  2. Christian Says:

    Great, last year I bought the R/C car I always wanted but couldn’t afford as a kid: Tamiya Wild Willy. The original, not the re-issue. Great fun.

  3. Mark Says:

    Oh, man. Awesome fun. I had a bunch of Tamiya R/C kits when I was a kid — my dad raced them and I would run his cast-offs for fun. I had the Frog to start. My best friend had the Grasshopper — ye gods did we brutalize that thing.

    I bought a modern Tamiya kit a few years ago — an AWD Lexus. Running them is still absurdly fun, though the AWD doesn’t drift the way the buggies used to. Looks like they re-issued the Frog, too. Man, that’s tempting. I could scavenge the radio and servos out of the Lexus…

    Look forward to seeing this project unfold; have fun!

  4. Steve Says:

    Vladimir –

    These are 1:10 cars, so the wheels are around 3.75 inches in diameter.

    The paint dish in the bottom picture is a bottlecap if that gives you a sense of scale.

  5. Steve Says:

    More vintage video with great soundtrack.

  6. Willi Says:

    I want to see how the lettering turned out!

  7. Steve Says:

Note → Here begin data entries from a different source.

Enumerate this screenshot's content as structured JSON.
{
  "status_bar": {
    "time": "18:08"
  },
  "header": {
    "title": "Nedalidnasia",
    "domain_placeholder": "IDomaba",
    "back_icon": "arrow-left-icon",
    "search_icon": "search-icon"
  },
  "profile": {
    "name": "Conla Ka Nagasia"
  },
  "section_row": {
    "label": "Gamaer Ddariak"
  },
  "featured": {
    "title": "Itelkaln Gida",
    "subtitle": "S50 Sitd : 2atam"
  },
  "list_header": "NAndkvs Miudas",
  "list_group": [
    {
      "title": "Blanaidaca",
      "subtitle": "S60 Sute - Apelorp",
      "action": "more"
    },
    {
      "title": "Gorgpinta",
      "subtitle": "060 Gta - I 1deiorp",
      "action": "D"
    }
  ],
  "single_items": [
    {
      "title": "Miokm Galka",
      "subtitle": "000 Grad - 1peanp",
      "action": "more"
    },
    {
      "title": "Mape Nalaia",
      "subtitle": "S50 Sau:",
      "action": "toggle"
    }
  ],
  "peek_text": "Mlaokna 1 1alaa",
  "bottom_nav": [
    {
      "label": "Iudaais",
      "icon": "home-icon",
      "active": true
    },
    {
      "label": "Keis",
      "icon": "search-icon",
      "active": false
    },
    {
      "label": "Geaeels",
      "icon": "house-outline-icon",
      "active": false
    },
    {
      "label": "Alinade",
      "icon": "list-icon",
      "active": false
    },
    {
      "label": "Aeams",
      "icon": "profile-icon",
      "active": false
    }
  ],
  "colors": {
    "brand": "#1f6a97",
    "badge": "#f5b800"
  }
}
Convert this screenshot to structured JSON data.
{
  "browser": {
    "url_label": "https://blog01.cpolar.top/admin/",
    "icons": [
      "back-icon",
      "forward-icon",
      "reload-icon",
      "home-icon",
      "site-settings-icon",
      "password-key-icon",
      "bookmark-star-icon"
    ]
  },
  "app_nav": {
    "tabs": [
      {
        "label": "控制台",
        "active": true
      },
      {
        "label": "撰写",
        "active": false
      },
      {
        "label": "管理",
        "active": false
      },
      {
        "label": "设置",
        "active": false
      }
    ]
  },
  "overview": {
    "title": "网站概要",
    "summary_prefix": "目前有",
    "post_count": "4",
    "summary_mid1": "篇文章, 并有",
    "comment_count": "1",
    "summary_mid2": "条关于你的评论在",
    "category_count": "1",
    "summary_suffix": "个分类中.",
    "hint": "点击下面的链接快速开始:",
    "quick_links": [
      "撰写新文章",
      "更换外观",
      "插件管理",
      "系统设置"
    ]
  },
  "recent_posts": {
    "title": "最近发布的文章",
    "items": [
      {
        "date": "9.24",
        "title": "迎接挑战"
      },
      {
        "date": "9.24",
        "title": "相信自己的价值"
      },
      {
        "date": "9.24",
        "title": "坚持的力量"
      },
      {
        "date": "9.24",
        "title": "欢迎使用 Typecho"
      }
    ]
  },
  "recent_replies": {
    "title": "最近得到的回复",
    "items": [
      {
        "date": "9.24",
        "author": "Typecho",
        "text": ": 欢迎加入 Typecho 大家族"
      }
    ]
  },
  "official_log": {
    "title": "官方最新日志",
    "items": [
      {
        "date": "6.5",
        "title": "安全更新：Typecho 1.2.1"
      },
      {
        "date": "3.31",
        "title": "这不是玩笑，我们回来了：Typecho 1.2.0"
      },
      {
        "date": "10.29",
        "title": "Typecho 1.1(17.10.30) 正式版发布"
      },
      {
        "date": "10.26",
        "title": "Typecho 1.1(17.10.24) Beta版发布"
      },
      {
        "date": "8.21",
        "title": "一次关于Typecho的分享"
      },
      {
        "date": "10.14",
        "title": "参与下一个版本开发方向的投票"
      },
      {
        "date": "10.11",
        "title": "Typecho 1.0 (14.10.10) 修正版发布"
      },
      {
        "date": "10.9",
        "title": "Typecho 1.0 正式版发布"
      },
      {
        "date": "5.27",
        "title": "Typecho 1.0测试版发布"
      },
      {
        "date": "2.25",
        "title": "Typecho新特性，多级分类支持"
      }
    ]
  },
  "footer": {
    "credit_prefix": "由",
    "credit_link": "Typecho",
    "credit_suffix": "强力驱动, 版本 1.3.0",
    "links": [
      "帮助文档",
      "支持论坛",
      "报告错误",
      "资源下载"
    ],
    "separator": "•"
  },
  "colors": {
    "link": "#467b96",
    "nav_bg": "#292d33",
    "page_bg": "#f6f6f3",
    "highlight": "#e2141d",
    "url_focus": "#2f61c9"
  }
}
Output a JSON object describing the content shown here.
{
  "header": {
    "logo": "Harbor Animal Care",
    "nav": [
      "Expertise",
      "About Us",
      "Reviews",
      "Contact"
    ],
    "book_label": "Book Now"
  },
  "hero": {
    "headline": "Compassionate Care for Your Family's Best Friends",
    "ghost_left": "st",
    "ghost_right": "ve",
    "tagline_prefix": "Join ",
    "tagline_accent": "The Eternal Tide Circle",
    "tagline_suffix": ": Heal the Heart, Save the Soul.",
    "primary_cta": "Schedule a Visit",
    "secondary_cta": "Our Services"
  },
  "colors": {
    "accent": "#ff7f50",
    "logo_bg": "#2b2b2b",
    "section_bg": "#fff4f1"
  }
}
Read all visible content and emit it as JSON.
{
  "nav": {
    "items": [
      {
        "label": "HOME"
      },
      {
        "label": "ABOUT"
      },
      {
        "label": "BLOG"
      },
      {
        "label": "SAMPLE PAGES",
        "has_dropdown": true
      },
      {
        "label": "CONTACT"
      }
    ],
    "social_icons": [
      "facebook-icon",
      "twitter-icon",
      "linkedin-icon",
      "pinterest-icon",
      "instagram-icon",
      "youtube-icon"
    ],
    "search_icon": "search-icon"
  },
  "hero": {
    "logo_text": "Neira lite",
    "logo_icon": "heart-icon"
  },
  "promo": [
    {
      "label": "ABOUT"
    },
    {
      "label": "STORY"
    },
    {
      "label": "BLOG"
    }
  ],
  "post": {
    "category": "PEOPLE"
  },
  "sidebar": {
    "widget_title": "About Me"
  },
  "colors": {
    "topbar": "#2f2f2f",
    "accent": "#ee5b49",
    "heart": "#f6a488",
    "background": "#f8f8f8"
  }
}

    Willi, The top picture is post letter painting.


  8. Willi Says:

    HA! They looked so good I thought those were stock. Nice job.

  9. Tim Gorman Says:

    At JaxTires you can find the latest performance TIRES.

  10. car lettering@ebuysigns.com Says:

    I use to buy RC cars AULDEY brand cause I cant afford to buy Tamiya

  11. boat Says:

    JaxTires does have the best tires for Tamiya cars.

  12. boat lettering@ebuysigns.com Says: